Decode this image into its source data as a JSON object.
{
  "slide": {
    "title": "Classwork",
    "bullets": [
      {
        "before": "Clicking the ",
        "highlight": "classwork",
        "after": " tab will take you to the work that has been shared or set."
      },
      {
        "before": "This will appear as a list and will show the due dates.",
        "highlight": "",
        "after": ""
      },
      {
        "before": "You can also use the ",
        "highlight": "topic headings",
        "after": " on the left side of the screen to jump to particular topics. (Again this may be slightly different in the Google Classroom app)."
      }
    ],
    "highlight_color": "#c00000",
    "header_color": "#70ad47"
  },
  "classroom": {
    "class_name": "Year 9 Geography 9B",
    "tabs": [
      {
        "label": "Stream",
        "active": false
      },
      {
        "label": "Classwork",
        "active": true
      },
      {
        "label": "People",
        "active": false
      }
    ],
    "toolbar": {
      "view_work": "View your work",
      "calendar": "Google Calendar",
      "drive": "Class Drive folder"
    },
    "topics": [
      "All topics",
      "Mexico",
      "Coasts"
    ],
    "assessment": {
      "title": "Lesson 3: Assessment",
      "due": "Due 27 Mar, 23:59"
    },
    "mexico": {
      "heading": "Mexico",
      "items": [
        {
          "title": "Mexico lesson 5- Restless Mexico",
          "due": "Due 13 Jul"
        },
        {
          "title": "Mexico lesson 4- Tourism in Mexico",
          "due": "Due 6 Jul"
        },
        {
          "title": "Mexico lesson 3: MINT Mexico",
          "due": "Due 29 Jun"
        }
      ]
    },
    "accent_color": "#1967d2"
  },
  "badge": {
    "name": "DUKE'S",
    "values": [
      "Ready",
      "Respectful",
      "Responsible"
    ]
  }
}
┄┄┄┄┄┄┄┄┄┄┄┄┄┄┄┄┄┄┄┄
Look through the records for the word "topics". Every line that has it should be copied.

        "after": " on the left side of the screen to jump to particular topics. (Again this may be slightly different in the Google Classroom app)."
    "topics": [
      "All topics",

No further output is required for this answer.